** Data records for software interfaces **
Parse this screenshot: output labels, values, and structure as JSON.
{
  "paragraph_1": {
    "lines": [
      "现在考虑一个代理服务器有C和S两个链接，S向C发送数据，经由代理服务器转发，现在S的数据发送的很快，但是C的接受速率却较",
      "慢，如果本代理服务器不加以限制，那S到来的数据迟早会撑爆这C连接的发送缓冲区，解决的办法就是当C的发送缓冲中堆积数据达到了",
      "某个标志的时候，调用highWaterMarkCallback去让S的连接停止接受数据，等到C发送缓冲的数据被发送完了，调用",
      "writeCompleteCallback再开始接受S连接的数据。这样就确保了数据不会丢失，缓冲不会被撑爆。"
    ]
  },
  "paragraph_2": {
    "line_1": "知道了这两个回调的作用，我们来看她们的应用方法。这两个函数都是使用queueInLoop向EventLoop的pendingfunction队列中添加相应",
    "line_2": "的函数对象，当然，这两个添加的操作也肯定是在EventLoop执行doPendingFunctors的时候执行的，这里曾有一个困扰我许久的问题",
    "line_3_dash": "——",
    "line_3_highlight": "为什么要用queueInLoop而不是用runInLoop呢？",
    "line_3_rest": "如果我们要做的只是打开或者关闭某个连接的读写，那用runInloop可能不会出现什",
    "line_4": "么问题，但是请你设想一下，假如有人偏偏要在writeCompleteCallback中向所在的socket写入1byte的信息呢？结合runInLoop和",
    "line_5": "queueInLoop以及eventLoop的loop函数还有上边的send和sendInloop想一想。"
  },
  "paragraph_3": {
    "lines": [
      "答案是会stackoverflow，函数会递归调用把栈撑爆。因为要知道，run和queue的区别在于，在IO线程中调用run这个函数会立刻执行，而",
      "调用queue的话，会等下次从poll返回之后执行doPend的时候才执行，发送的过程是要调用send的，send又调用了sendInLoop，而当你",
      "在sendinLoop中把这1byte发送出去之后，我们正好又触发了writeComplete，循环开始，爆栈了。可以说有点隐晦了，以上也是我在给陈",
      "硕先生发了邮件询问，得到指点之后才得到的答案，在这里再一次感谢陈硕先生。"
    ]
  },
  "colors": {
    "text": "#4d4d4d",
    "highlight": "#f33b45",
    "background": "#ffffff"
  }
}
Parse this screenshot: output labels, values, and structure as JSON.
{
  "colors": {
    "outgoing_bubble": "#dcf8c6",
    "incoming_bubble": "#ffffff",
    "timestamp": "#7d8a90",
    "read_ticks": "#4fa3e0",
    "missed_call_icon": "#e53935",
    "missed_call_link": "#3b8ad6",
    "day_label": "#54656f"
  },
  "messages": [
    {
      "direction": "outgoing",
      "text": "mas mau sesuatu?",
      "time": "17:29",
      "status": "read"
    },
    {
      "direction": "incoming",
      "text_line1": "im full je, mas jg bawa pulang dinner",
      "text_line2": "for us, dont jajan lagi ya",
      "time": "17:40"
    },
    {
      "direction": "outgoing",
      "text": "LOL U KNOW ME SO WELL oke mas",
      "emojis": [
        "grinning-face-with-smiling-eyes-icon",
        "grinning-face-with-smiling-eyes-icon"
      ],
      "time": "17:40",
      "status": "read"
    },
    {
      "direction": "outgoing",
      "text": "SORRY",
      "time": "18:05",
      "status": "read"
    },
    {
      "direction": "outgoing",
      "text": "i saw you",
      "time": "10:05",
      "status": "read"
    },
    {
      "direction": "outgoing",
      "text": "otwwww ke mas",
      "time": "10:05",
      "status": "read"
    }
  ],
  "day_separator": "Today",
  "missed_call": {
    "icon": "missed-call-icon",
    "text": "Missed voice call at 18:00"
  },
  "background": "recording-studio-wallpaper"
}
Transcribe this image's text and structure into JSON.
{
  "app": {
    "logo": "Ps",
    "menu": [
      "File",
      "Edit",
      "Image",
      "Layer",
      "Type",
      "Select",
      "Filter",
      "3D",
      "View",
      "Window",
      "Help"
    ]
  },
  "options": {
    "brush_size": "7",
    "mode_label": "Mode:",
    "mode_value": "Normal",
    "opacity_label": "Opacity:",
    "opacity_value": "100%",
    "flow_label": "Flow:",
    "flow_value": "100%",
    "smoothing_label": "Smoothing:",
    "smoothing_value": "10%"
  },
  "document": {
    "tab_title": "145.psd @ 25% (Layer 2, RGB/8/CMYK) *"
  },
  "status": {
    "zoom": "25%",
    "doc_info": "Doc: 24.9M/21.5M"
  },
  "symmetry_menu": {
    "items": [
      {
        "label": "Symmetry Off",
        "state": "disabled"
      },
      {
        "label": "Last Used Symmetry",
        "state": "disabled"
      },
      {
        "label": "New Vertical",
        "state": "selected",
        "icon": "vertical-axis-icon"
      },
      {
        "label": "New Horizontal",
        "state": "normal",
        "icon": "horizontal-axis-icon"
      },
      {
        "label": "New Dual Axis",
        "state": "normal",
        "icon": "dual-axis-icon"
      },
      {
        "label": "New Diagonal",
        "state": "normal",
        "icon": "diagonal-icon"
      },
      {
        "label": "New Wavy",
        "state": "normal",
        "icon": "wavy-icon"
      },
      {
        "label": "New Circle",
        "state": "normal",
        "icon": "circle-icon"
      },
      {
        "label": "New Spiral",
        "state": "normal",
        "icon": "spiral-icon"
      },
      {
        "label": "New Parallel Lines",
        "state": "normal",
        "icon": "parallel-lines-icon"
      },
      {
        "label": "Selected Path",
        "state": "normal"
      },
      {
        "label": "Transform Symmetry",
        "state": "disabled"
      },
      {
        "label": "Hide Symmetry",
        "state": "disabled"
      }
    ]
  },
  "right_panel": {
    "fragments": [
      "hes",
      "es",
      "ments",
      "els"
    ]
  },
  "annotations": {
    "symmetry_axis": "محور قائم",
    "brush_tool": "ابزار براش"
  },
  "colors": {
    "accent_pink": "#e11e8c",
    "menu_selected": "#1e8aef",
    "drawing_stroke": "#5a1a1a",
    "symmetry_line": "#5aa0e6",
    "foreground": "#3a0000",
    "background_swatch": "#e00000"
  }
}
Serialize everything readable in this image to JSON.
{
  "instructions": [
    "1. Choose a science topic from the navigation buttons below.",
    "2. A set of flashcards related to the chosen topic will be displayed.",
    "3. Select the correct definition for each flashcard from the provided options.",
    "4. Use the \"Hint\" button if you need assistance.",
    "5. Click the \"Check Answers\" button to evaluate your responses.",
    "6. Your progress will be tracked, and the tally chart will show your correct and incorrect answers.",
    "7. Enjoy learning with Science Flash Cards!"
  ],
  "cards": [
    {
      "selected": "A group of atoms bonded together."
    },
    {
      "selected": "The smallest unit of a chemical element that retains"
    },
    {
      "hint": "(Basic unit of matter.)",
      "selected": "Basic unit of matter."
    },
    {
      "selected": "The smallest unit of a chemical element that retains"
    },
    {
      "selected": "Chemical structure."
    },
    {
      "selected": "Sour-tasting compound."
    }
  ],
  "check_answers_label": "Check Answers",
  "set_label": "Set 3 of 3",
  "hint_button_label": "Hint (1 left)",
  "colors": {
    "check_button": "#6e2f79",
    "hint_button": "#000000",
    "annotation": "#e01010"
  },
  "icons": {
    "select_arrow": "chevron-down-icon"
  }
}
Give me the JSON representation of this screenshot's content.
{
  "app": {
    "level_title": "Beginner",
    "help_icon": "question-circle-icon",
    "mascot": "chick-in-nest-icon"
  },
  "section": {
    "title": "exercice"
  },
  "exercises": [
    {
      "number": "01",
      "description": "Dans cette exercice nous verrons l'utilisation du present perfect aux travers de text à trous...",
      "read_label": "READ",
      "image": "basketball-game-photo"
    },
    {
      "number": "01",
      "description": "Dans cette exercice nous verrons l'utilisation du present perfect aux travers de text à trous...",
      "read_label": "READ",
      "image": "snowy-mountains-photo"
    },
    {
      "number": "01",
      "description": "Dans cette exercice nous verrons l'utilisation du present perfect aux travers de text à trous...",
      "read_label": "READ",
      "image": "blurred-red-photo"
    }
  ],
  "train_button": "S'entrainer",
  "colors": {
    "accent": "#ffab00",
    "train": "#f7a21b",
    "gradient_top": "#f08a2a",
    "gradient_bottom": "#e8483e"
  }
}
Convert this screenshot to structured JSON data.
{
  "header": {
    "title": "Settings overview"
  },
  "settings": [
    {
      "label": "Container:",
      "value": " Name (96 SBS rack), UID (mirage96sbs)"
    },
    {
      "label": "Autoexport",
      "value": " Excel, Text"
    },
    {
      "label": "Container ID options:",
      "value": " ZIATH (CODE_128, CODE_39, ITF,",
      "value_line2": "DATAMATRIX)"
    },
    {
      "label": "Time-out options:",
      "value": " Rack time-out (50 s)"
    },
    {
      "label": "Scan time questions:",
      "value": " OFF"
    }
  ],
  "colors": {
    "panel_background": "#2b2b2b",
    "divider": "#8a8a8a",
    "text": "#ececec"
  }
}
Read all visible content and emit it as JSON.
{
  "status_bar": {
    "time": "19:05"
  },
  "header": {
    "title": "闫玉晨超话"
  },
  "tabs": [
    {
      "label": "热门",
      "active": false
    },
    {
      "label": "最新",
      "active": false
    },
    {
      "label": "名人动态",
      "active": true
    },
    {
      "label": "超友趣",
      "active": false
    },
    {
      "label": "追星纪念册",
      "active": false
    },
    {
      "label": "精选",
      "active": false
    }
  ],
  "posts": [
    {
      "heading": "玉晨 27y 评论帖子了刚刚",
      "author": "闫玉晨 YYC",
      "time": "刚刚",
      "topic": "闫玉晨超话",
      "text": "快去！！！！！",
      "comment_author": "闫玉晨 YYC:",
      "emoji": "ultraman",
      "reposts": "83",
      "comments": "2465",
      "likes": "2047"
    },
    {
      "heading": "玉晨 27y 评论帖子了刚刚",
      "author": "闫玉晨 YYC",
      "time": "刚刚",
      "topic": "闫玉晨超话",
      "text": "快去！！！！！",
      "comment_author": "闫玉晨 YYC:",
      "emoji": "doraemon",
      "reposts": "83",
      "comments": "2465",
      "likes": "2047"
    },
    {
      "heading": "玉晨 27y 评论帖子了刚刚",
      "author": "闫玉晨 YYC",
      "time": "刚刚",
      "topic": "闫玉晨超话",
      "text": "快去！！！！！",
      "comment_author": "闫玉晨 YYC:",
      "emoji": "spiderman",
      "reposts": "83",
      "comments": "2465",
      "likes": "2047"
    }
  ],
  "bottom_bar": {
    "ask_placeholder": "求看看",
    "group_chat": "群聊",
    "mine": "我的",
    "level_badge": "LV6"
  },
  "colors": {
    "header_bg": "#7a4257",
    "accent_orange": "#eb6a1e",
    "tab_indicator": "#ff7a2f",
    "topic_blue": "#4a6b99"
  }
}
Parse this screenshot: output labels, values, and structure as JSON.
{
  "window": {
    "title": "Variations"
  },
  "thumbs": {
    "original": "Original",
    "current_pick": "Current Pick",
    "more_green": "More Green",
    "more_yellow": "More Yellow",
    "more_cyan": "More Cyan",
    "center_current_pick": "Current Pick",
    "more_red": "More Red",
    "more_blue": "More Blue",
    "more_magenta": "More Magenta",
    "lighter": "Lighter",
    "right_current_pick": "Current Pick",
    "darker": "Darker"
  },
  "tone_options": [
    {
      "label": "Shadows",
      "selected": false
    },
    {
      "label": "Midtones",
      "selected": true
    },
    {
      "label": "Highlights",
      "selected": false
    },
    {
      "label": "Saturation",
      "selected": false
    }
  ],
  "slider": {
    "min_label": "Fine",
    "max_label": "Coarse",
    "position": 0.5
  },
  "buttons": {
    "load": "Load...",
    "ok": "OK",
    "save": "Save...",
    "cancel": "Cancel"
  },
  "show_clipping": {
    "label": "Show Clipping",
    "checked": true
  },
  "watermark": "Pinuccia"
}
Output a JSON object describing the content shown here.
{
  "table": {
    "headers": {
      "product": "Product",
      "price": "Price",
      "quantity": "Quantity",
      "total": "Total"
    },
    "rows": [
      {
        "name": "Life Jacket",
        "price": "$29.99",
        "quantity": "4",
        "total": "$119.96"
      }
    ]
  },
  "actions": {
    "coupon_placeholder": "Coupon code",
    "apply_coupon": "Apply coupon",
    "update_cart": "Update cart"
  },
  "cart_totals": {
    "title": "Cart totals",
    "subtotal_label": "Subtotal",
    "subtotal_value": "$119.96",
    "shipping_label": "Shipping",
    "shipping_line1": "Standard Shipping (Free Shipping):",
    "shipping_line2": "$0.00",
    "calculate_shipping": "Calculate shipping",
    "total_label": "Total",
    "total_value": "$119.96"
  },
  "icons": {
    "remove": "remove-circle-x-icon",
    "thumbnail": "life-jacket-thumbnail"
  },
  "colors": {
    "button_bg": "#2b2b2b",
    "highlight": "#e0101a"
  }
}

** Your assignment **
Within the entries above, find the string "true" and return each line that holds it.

** Exercise solution **
      "active": true
      "selected": true
    "checked": true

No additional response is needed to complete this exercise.